The company originally planned to release its messaging app late last month, but those plans were abruptly pushed back when an early version of the Android app publicly leaked ahead of schedule. The company says that "about 1 million" Android users were using the unreleased version of BBM for Android, and BlackBerry is also claiming that more than 1 million iOS users managed to "side load" the app onto iPhone.
But unfortunately it appears that BlackBerry is still very much concerned about an initial surge of users. It's implementing a registration wait list; upon opening the app, you'll have to enter an email address to reserve your spot. Anyone that signed up for information about the mobile apps at BBM.com won't have to wait, but new signups will have to deal with the virtual queue. Despite being despised by users, the wait list has become an increasingly popular tactic among startups.
BBM fans who signed up on the official site will be able to use the application immediately. But those who haven't can download the app to "hold your spot in line," and will get an e-mail when they can start using the service. As it currently stands, BBM is available through Apple app store and Samsung app store, the App is also on Google Play but currently not available to download yet in the South African Google play store.
Whether BBM is better or not and whether it can survive in a world littered with competitors, only time will tell but at least we can have a quick look a the messaging app in this comparison.
At first glance, BBM and WhatsApp appear to differ significantly from each other, but both messengers incorporate, at their core, the same functions and options. Whether BBM has enough in it to stand out from the pack, that’s for you to decide.
eg by SMS, Facebook, Hangouts, Google+, Email, LinkedIn or Skype
eg by SMS, email, NFC, PIN or QR Code Scan
|Address Book auto-update||Yes||No|
|Registration type||By cell phone number||By E-Mail|
|Use on multiple devices||No||No|
|Chat features||Sending text messages, emoticons
attachments voice messages, photos (gallery or camera), location, contacts, videos
Copy complete chat history
|Sending text messages, emoticons
attachments voice messages, photos (gallery or camera)
Copy complete chat history
Add another chat partner
|Additional functions||Adjustment of layout and notifications for each chat
Direct call from contacts
|Group management (appointments, tasks, lists, notes, photos)
"Pinging" of people
|Price||Free for 1 year. 0.99 cents per year afterwards.||Free|
I know just from personal experience, friends who have long stood by BBM are excited that their friends on other devices will be able to chat with them at long last with their beloved “messenger” service. Will that steadfast user base be enough to bring people over to try it out? I have a hard time convincing myself to make the change as I already have a good base of friends using WhatsApp already.
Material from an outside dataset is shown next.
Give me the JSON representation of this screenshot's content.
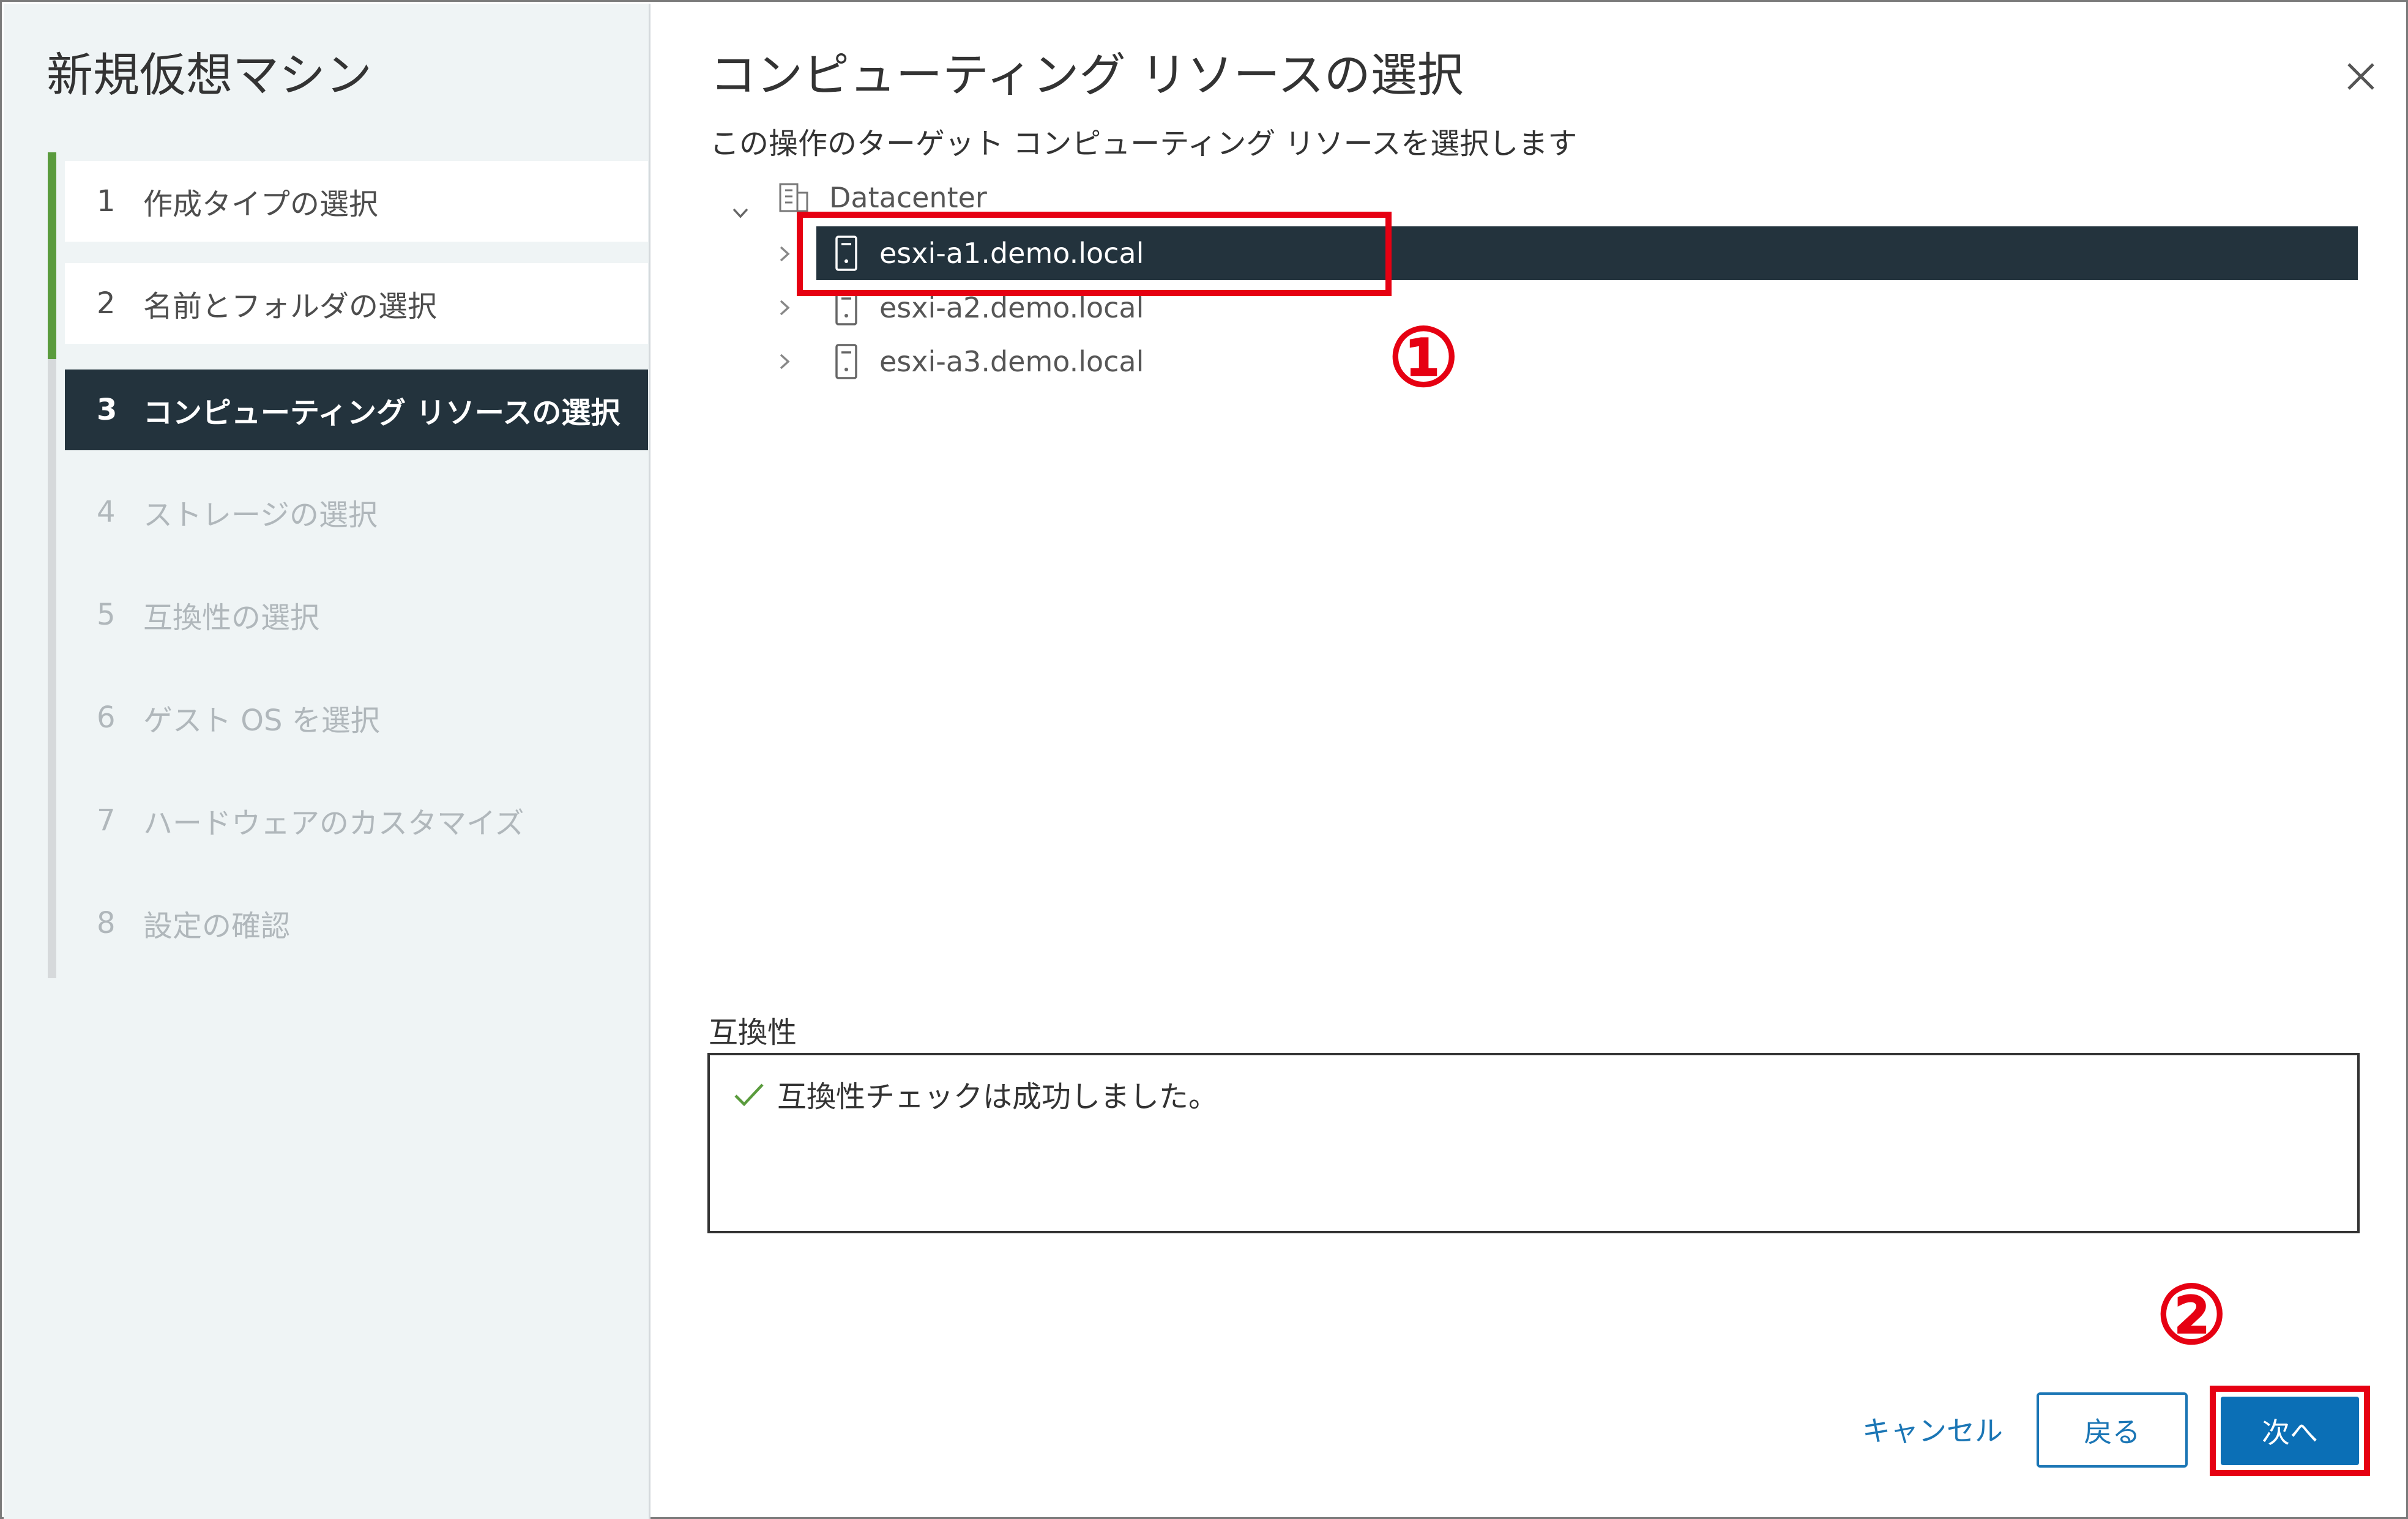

The greatest asset of the BBM is the management of groups and that may be the core strength behind it: concentrating on the student and business crowds. As well, you don’t sign in with a phone number and “lock” a device to your account, but rather use a BlackBerry ID which is e-mailed to you, which is good if you plan on using across multiple platforms, particularly good for ipad users who have been long deprived of IM chat clients.
So, what do you think so far of BBM? Is it enough for you to make the change?
Samsung Users, Download BBM Here
Apple Users, Download BBM here
Direct Link for BBM to Google play store and Apple App Store for both Apple and Android users
Android Users, Download BBM here